S&P Global Ratings revised Indonesia's outlook to negative from stable while affirming its "BBB" long-term and "A-2" short-term sovereign credit ratings on the country.
"The negative outlook reflects our expectation that Indonesia faces additional fiscal and external risks related to the COVID-19 pandemic in the next 24 months," the rating agency said.
Indonesia's GDP growth is projected to slow to 1.8% in 2020, its lowest level since 1999, but is expected to recover strongly over the following years, S&P Global Ratings said. The rating agency's affirmation of ratings "reflect the country's stable institutional settings, strong growth prospects, and historically prudent fiscal policy settings," it said.
However, Indonesia's external debt position has deteriorated with the fall in value of the rupiah, which means that external risks will persist for the next few years.

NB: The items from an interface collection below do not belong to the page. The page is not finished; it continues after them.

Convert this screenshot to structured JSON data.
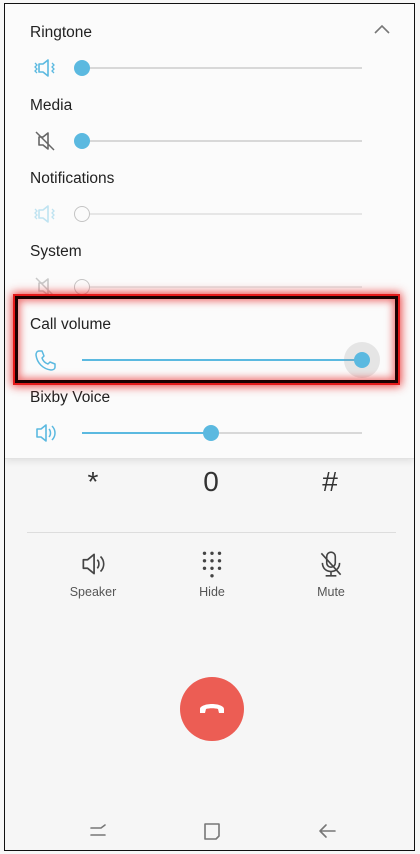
{
  "volume_panel": {
    "collapse_icon": "chevron-up-icon",
    "rows": [
      {
        "label": "Ringtone",
        "icon": "vibrate-icon",
        "level": 0,
        "active": true
      },
      {
        "label": "Media",
        "icon": "mute-icon",
        "level": 0,
        "active": true
      },
      {
        "label": "Notifications",
        "icon": "vibrate-icon",
        "level": 0,
        "active": false
      },
      {
        "label": "System",
        "icon": "mute-icon",
        "level": 0,
        "active": false
      },
      {
        "label": "Call volume",
        "icon": "phone-icon",
        "level": 1.0,
        "active": true,
        "highlighted": true
      },
      {
        "label": "Bixby Voice",
        "icon": "speaker-icon",
        "level": 0.5,
        "active": true
      }
    ]
  },
  "dialpad": {
    "keys": [
      "*",
      "0",
      "#"
    ]
  },
  "call_actions": [
    {
      "label": "Speaker",
      "icon": "speaker-icon"
    },
    {
      "label": "Hide",
      "icon": "keypad-icon"
    },
    {
      "label": "Mute",
      "icon": "microphone-off-icon"
    }
  ],
  "end_call": {
    "icon": "end-call-icon"
  },
  "nav": {
    "icons": [
      "recents-icon",
      "home-icon",
      "back-icon"
    ]
  },
  "colors": {
    "accent": "#5bb9e0",
    "end_call": "#ec5d54",
    "highlight": "#e41a1a"
  }
}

Moreover, President Joko Widodo signed off on a regulation that will allow the government to spend more to combat the effects of the pandemic.

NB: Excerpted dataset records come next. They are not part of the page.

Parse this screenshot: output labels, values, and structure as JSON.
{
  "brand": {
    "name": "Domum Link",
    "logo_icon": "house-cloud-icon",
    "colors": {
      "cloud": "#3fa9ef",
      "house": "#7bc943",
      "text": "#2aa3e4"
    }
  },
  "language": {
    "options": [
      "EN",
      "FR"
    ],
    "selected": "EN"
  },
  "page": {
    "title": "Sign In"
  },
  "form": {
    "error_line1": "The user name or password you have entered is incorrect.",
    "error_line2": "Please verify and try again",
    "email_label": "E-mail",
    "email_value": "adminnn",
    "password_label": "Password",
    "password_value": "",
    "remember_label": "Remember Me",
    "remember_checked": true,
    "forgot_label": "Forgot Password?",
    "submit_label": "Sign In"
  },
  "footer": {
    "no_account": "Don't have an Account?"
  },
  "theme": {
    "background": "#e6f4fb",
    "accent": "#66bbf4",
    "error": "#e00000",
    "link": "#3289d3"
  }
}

Consequently, the country's deficit is expected to reach 4.7% this year, the highest level in decades, with two more years of the deficit at or exceeding 3.0% of GDP. Meanwhile, S&P Global Ratings projects total external debt to elevate to about 128% of current account receipts this year.